Above: “How to Control Weeds” from the upcoming exhibit Only You Can Prevent A Forest by Kirsten Stolle.

They say a picture is worth a thousand words, but this old adage merely scratches the surface regarding the power of art. Art has the potential for profound impact. It can stimulate emotions. It can communicate. Amuse. Astound. Inspire. And educate. Something so versatile is surely an invaluable resource, and that’s exactly how the directors of the Halsey Institute of Contemporary Art at the College of Charleston see their work.

Last winter, this group decided to implement a new pilot program using the first exhibit of 2022 – Dyani White Hawk’s Hear Her. The concept, dubbed “Drive-by Discussions,” was simple: invite a handful of professors to bring their students to the gallery, have them take in the exhibit and then immediately afterward use that experience to spark discussion in the classroom.

“Having faculty use our exhibits for curricular purposes isn’t novel,” says Katie Hirsch, the Halsey’s director and chief curator. “Professors at the College have been making use of the Halsey’s shows in this way for decades, but this is actually the first time we’ve orchestrated the practice.”

I am your relative exhibit of native american women

Dyani White Hawk’s “I Am Your Relative” on exhibit at the Halsey in January of 2022. The exhibit explored the lived experiences of native peoples.

Brooke Permenter ‘06, an Honors Faculty Fellow who teaches art history, was among the professors who participated in the pilot program with her foundations course Making Meaning with Form and Style.

“Part of what we studied was methodology,” she explains, “and not many students love reading about that topic, so the visceral experience of seeing the artwork actually helped a lot. It made the students more open to discussing the reading that was assigned prior to the gallery visit. Ordinarily, I have to prod students a bit to get discussions going, but for that session, the students readily used their observations of the artwork to talk about the article they’d read. They definitely came into that class session a little more excited for discussion.”

And Rénard Harris, who taught the First Year Experience course Exploring Cultural Strengths and Diversity through Storytelling during the spring 2022 semester, concurs, saying the experience of visiting the gallery was formative for his students.

“Prior to visiting the Halsey,” he says, “my students weren’t very open about themselves. Of course, nobody wants to seem different from anyone else at the beginning of the semester, particularly freshmen. But as the weeks wore on, I realized that the trip to the Halsey helped them open up about themselves without feeling weird. Without a doubt, visiting that exhibit intrigued them and afterward, they began to engage more readily in class discussions.”

Political science Professor Mark Long, who serves as the Halsey’s academic liaison, has taken numerous classes to the gallery over the years.
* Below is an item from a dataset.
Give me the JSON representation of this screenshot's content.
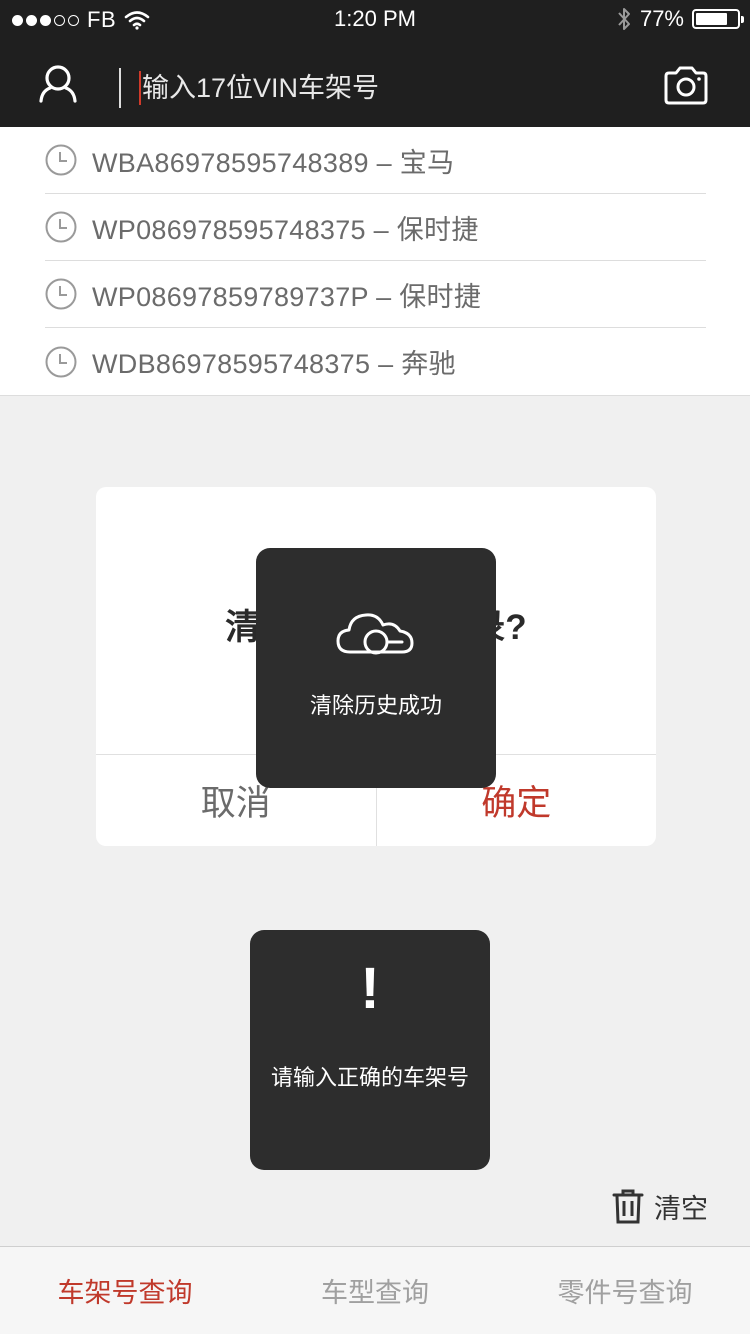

Despite all that accumulated experience, he is impressed by the potential that the Drive-by Discussions initiative holds.

a collage from a fertilizer advertisement

“The Grass Isn’t Always Greener,” a collage from Kirsten Stolle’s exhibit Only You Can Prevent a Forest.

“Customarily,” he says, “the nature of the exhibit has to be intrinsic to the course topic for this to work. But as I understand it, this new initiative tries to do something different. It opens the door for free-ranging discussion. Imagine chemistry students beginning a class session by discussing what’s on the wall at the Halsey that morning. That’s very in keeping with a liberal arts and sciences approach to education. It seems that we really should be using the Halsey in this way because it’s one of those key places where the liberal arts come to life.”

For much of the fall 2022 semester, the Halsey will feature a show by artist Kirsten Stolle – Only You Can Prevent a Forest. According to Hirsch, this exhibit offers strong discussion-sparking opportunities for a number of academic disciplines.

“Kirsten’s work is a fascinating entry point for a variety of departments on campus,” Hirsch offers. “She frequently lifts corporate marketing imagery and language to point out how products are packaged and asks us to think about the psychological and social strategies that make these products accepted and appealing, even when they may be detrimental to the environment. This singular thread alone could be used by our colleagues in marketing, business, sociology, public health, environmental studies, and so many other academic disciplines. Exhibitions by artists like Kirsten have the capacity to serve as the foundation for conversations on complex issues by students across campus, no matter the discipline.”

Stolle’s show will open on Friday, Aug. 26, 2022. For more information about the Drive-by Discussions initiative, contact a staff member at the Halsey Institute of Contemporary Art.